Once you have read the entries, please say how many lines hold the string "data", giving the number only.

:::::

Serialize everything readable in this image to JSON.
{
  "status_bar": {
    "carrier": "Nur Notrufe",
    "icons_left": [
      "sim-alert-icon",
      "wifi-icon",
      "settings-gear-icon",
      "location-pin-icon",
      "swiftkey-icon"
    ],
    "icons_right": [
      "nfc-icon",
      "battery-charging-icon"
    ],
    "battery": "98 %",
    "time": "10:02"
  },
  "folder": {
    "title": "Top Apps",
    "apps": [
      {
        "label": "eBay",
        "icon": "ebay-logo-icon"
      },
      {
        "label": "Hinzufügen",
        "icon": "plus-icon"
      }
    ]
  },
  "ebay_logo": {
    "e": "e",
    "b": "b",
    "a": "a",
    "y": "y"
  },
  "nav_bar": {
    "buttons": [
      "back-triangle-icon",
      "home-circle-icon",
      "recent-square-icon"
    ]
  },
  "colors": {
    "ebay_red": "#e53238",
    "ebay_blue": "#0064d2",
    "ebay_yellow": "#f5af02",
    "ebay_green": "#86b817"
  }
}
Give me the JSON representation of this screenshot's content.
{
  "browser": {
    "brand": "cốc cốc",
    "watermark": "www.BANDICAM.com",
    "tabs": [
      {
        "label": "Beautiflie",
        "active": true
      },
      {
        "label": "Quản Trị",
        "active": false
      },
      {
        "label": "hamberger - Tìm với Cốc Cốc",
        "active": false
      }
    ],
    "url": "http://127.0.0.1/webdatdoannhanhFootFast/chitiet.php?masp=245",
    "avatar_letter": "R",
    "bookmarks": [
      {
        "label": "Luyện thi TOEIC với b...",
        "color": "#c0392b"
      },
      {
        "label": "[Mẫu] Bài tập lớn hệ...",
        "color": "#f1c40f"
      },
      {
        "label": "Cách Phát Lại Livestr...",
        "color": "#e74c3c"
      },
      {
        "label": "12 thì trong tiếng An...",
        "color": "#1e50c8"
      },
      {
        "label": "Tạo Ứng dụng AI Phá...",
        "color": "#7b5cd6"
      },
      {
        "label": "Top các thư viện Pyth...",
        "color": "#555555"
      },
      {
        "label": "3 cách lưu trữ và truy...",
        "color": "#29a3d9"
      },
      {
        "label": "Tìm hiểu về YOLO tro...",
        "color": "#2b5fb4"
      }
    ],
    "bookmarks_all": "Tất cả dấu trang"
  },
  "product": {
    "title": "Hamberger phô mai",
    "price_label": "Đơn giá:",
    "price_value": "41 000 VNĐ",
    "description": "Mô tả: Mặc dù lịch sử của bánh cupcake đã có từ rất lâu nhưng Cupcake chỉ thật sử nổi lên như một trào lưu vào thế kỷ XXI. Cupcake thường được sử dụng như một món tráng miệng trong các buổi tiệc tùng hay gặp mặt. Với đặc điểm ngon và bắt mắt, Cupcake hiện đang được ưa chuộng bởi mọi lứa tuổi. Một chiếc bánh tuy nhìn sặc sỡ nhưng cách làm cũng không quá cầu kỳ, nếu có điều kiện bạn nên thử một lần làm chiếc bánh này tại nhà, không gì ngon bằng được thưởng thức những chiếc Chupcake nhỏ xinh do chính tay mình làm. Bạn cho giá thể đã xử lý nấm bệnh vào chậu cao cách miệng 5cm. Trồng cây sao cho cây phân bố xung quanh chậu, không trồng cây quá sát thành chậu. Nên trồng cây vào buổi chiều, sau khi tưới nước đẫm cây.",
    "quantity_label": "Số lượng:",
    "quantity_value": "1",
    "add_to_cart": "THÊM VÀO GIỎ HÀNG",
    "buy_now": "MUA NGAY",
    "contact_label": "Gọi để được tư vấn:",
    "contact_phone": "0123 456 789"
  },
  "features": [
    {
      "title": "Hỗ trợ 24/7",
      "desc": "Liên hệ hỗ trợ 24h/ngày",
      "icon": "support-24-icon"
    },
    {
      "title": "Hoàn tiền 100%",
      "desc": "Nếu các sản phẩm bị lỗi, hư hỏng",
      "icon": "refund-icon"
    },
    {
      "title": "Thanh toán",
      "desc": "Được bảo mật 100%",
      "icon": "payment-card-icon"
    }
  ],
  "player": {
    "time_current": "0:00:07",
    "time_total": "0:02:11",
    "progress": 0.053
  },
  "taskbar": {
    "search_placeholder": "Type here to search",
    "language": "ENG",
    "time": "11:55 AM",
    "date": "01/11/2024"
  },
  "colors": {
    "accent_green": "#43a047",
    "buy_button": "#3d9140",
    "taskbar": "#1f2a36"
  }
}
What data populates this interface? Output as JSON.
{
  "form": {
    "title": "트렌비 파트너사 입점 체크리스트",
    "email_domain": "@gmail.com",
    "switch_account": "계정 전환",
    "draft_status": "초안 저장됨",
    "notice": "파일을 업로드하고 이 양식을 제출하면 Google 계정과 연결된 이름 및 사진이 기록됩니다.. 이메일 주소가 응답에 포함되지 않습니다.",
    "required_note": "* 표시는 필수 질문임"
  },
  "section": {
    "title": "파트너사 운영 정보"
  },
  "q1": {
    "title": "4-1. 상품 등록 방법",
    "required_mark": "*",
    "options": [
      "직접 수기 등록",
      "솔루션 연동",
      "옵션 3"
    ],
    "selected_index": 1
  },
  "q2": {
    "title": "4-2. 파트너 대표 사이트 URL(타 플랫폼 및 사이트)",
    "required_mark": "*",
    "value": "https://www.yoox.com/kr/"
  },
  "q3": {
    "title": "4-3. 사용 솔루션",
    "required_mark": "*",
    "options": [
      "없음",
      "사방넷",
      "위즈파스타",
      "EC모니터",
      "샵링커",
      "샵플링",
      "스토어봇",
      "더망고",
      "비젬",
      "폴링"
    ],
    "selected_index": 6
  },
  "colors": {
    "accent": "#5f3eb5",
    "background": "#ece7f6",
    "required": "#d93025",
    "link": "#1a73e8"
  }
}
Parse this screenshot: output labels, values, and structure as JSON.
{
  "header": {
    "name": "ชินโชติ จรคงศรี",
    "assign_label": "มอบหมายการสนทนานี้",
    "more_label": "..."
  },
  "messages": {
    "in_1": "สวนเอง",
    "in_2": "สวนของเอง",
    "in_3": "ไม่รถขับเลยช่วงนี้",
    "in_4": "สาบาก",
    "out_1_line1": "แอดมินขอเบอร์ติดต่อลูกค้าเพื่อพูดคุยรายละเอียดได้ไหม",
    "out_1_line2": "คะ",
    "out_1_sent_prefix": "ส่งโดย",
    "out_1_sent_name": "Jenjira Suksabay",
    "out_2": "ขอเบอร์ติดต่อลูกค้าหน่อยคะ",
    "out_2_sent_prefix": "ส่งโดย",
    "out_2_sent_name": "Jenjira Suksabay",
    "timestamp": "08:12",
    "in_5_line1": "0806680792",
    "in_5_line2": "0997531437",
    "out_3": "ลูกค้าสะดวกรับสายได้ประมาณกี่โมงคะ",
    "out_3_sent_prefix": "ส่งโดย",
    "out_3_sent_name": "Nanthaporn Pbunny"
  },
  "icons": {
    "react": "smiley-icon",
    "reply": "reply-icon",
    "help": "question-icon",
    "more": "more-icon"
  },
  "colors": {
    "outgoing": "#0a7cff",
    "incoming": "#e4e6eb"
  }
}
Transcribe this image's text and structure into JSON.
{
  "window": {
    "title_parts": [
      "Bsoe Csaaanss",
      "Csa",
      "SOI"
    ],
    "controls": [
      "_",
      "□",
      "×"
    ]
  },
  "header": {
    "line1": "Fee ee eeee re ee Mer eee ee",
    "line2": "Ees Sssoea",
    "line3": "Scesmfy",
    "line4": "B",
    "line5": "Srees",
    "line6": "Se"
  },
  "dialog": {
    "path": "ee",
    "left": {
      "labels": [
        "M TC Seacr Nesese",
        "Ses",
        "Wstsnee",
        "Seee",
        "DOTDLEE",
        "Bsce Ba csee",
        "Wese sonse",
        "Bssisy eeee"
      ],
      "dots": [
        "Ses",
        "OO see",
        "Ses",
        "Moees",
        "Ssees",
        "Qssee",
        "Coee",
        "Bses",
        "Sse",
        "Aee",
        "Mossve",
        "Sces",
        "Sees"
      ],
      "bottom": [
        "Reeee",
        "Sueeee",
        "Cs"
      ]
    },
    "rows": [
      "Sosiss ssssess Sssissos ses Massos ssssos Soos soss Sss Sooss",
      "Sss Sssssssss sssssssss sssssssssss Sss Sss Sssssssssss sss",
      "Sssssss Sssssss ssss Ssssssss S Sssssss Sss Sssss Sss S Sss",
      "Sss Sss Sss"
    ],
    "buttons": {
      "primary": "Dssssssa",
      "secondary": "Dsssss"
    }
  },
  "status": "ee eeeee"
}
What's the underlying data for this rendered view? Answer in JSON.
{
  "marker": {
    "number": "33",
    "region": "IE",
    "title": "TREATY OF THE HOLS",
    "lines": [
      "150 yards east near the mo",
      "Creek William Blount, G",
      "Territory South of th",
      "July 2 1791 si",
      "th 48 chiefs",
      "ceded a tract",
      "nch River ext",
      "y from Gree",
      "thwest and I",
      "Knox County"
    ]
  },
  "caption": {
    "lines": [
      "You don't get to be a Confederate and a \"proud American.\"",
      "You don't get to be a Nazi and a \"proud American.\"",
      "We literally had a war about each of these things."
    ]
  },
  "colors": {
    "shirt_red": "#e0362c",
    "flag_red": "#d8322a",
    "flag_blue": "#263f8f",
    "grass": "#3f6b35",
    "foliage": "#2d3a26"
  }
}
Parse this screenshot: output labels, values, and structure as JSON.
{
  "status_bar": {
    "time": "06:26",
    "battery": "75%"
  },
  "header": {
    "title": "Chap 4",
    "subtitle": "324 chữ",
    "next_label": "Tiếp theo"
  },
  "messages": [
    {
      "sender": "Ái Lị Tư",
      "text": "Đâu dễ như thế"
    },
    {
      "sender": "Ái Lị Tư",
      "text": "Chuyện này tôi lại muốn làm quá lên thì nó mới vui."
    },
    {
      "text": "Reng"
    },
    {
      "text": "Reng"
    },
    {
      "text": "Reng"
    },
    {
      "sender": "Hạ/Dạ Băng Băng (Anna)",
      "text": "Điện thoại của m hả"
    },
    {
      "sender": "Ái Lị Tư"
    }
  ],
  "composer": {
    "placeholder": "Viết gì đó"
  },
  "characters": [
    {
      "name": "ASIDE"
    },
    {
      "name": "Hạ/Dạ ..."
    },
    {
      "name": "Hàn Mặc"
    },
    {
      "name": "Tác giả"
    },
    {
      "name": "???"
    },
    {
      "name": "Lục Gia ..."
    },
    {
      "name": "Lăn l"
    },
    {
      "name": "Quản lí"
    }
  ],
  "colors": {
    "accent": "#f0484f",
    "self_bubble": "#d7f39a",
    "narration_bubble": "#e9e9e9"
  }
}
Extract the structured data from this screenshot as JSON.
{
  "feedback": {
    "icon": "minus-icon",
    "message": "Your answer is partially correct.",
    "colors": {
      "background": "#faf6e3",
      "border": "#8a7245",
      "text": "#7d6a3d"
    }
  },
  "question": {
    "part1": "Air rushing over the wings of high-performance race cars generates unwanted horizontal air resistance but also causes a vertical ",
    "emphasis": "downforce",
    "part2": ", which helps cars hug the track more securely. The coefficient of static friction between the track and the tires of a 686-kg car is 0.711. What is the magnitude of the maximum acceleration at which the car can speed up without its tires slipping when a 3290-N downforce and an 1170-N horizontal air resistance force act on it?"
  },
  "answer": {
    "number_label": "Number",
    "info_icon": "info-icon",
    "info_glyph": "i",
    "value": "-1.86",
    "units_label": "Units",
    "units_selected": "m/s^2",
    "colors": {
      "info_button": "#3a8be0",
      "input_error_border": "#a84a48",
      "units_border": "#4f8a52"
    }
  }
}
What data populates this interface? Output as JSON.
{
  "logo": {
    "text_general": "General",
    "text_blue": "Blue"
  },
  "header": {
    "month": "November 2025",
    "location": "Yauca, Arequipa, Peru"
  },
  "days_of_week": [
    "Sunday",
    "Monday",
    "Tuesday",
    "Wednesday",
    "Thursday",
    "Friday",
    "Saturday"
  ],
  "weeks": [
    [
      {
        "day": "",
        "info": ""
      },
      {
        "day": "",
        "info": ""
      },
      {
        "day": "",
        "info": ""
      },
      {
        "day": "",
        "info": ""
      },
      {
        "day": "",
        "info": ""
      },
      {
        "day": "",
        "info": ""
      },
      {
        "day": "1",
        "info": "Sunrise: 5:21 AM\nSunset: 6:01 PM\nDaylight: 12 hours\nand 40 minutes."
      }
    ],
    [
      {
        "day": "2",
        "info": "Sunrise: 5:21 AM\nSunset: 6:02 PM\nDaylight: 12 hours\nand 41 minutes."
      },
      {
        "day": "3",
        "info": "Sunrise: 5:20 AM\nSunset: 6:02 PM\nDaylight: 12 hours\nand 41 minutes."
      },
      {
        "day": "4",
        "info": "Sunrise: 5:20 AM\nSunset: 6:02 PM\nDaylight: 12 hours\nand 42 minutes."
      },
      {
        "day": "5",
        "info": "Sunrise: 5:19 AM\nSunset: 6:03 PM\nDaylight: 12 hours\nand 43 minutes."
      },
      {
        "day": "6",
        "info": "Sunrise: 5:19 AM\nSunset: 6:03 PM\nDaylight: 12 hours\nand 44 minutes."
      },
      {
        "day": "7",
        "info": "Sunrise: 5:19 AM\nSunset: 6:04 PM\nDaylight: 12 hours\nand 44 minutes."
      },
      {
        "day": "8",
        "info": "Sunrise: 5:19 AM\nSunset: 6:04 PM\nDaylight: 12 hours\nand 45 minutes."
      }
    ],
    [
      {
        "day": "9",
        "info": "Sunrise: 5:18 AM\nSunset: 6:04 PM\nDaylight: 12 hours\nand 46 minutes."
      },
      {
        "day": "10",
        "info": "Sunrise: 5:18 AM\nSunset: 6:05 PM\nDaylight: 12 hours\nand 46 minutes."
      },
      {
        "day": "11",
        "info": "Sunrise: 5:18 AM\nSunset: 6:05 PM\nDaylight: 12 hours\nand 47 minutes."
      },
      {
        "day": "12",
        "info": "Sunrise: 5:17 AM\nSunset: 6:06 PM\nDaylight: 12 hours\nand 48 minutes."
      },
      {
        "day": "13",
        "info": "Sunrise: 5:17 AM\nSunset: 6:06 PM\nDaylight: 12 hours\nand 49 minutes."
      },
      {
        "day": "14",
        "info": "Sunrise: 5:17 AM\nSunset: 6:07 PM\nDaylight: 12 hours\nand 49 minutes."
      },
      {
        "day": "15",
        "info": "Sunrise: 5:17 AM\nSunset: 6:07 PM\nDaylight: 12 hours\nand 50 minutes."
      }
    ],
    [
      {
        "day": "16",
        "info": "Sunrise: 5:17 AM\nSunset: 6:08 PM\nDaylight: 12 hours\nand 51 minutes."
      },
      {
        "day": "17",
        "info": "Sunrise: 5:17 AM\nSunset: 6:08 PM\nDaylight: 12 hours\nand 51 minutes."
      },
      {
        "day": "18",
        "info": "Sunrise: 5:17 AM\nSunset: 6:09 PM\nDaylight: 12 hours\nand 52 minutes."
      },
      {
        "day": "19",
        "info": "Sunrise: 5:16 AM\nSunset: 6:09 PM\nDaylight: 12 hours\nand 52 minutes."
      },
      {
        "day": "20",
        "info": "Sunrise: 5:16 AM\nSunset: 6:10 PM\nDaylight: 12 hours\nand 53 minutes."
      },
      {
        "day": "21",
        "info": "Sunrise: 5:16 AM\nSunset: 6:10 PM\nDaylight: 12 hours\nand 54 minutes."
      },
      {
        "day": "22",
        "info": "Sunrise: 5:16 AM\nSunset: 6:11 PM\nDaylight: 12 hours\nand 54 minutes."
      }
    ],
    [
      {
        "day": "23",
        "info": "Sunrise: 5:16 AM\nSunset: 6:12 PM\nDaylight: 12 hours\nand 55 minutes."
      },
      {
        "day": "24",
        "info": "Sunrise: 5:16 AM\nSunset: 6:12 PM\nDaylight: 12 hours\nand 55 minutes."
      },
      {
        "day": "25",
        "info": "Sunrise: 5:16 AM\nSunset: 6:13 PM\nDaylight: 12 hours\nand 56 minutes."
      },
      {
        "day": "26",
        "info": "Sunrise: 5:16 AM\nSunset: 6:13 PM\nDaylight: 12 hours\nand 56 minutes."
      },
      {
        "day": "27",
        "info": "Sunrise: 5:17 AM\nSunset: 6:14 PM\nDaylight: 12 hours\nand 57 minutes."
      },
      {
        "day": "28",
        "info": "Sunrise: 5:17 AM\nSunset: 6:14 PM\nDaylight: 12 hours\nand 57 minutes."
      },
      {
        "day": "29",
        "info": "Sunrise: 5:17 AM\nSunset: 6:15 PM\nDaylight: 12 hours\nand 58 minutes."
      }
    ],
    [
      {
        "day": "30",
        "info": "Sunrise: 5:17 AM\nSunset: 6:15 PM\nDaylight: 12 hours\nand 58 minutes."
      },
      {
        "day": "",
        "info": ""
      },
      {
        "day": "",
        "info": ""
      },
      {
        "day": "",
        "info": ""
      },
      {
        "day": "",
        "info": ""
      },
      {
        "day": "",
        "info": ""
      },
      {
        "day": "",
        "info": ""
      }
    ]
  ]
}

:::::

Written response » 4